ANNAPOLIS, Md. (AP) — Maryland's minimum wage will increase in steps over several years from $7.25 an hour to $10.10, under legislation signed Monday by Gov. Martin O'Malley.
The wage will rise from $7.25 an hour to $8 in January. After that, it will reach $8.25 in July 2015 and $8.75 in July 2016. It will go up to $9.25 in July 2017, before reaching the top amount in 2018.
The Democratic governor, who is considering a run for president in 2016, made the minimum wage increase a top priority of his eighth and final regular legislative session.
O'Malley, who is term limited, said the minimum wage hike dovetailed with other initiatives during his tenure aimed at lifting people out of poverty and increasing opportunity for all state residents. The governor noted increases in school construction funding, holding back on college tuition increases and increasing infrastructure spending on wastewater facilities and transportation as other hallmarks of this two terms in office with Lt. Gov. Anthony Brown, who is running for governor. O'Malley said the wage hikes were needed to help families now relying on minimum-wage jobs.
"It is not fair, it is not right, it is not just that people should play by the rules, work 16-hour days and still be raising their children in poverty — not in our state," O'Malley said.
The final bill approved by Maryland lawmakers was scaled back substantially in the Democrat-controlled General Assembly, compared to what O'Malley initially proposed. For example, lawmakers took out a provision that would have indexed the minimum wage to keep up with inflation.
Lawmakers also delayed when increases would take effect. For example, the House of Delegates delayed when the wage would increase from July 1 to Jan 1 in the next three years, making the $10.10 increase effective Jan. 1, 2017. The Senate delayed the increases even further, with the top scale put off until July 1, 2018.

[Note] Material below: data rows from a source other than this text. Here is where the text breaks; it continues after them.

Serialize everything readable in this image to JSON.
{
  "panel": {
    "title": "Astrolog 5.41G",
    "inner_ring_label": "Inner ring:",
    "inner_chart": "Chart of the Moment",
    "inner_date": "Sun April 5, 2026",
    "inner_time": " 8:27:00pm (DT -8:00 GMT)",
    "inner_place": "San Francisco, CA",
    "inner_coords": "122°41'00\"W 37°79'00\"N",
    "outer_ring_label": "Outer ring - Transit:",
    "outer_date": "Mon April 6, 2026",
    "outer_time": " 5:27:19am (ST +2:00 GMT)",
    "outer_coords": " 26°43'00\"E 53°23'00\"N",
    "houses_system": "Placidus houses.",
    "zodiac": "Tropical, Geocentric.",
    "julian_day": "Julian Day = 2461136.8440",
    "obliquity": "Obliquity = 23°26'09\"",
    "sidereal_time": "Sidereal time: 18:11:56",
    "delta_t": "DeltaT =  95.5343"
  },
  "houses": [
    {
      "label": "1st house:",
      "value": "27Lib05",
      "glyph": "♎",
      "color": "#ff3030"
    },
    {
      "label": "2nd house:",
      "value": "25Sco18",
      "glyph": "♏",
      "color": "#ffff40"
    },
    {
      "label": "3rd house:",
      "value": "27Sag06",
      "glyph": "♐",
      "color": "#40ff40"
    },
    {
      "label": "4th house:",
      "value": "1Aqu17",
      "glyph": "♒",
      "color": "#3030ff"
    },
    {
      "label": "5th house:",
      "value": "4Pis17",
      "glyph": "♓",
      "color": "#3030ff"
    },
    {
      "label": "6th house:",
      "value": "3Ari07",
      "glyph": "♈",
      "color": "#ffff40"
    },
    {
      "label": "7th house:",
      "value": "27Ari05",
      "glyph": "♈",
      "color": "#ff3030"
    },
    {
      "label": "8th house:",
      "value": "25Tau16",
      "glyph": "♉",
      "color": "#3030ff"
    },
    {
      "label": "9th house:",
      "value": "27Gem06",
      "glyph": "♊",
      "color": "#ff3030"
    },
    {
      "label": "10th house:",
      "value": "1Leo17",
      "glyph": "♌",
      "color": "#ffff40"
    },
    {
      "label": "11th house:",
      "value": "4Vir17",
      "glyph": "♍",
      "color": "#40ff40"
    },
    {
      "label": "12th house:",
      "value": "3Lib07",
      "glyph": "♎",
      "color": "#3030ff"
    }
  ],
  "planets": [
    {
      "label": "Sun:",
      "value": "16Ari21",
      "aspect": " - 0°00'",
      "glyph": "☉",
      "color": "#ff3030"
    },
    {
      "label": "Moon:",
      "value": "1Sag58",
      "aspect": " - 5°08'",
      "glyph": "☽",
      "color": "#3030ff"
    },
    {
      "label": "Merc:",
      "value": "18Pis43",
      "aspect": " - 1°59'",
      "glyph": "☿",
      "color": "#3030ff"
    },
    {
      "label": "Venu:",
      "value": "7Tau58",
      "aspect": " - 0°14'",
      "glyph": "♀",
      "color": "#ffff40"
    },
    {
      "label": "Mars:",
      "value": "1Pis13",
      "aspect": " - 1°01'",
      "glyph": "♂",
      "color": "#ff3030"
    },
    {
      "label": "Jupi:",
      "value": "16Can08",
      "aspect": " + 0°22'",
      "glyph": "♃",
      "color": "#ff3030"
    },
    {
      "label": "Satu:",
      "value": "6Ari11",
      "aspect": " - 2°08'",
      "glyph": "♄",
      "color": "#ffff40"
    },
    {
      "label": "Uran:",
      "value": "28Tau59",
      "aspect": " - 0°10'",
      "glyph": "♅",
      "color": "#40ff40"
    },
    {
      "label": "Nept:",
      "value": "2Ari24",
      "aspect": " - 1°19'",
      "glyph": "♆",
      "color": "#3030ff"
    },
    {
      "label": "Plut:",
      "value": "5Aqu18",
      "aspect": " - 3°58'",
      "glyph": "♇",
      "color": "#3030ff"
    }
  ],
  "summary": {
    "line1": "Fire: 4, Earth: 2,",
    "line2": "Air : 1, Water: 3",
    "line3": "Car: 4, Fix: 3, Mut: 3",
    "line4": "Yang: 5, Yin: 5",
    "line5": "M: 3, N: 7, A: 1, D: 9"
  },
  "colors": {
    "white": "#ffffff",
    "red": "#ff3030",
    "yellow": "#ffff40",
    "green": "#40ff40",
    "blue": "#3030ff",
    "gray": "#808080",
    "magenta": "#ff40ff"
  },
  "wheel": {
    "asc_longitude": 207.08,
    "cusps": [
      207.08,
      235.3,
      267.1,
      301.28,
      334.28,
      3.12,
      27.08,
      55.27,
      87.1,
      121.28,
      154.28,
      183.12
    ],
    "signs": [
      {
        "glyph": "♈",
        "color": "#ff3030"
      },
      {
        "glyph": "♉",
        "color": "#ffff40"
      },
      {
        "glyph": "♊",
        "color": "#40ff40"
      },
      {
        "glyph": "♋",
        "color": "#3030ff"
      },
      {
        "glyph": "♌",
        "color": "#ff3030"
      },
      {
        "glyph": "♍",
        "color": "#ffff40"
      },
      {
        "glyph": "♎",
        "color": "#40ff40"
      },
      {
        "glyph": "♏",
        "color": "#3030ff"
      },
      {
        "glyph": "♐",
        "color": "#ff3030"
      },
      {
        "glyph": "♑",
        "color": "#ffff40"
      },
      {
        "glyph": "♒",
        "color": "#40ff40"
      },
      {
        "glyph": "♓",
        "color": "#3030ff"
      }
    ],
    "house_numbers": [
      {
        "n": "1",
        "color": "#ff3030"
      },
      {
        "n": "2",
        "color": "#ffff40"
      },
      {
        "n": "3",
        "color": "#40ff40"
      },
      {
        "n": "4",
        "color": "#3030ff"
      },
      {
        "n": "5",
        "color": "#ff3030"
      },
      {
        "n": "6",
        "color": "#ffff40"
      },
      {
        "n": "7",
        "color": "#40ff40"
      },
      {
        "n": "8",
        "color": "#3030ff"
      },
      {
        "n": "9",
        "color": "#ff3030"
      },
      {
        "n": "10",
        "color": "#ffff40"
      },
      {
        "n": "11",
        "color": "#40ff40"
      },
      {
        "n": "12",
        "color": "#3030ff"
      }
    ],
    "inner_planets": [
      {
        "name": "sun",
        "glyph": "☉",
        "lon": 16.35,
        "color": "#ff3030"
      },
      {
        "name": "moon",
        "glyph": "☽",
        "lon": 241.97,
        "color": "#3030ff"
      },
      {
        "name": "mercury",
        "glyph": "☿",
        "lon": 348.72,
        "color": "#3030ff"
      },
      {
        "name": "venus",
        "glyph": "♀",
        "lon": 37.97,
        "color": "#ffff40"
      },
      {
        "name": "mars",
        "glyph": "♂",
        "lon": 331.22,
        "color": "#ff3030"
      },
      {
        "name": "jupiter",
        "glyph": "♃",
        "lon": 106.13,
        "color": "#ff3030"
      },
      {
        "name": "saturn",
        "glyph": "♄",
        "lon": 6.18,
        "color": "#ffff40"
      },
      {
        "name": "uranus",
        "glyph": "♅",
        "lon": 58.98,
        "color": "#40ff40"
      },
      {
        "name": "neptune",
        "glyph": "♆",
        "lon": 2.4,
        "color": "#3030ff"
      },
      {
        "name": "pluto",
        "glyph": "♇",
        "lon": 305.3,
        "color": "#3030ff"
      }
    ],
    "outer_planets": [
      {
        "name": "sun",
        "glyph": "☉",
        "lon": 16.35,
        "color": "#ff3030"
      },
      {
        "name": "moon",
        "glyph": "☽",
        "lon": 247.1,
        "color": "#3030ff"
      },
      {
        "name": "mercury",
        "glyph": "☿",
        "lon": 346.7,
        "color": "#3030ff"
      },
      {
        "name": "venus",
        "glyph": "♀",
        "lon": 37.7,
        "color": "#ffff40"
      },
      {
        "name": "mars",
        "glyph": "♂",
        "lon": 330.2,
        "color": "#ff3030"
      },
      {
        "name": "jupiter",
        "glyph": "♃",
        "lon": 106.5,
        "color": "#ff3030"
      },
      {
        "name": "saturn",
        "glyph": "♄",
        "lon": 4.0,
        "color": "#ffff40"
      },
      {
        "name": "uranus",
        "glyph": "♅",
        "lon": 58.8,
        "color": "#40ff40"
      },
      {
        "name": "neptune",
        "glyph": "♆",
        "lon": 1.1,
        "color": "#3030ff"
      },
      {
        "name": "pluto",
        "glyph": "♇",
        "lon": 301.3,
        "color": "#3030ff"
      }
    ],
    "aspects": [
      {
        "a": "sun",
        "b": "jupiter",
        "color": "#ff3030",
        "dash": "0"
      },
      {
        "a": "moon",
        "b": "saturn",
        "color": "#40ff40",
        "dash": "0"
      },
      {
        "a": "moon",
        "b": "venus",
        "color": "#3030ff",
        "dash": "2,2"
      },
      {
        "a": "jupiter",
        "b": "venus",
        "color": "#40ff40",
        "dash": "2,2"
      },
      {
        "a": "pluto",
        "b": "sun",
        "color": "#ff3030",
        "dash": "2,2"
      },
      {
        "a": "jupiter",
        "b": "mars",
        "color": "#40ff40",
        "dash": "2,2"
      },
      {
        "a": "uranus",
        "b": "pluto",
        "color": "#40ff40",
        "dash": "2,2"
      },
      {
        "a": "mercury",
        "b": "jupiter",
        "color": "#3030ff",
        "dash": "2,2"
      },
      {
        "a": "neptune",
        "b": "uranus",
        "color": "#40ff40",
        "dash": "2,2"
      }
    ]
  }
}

Still, the measure's passage added a victory to the governor's list of accomplishments as he considers a White House bid. His initiatives have been criticized by outnumbered Maryland Republicans as too liberal and harmful to businesses and the state's economy.
U.S. Labor Secretary Tom Perez, who served as labor secretary in O'Malley's administration, returned to Annapolis to applaud the minimum wage increase. Perez said President Barack Obama, who supports a national minimum wage increase, often says change doesn't start in Washington.
"Change comes to Washington, and the example that you have shown here in Maryland and the example in states like Hawaii, Connecticut , West Virginia, Minnesota, Delaware— these are states that just in the last couple of months have raised the minimum wage," Perez said. "You are leading."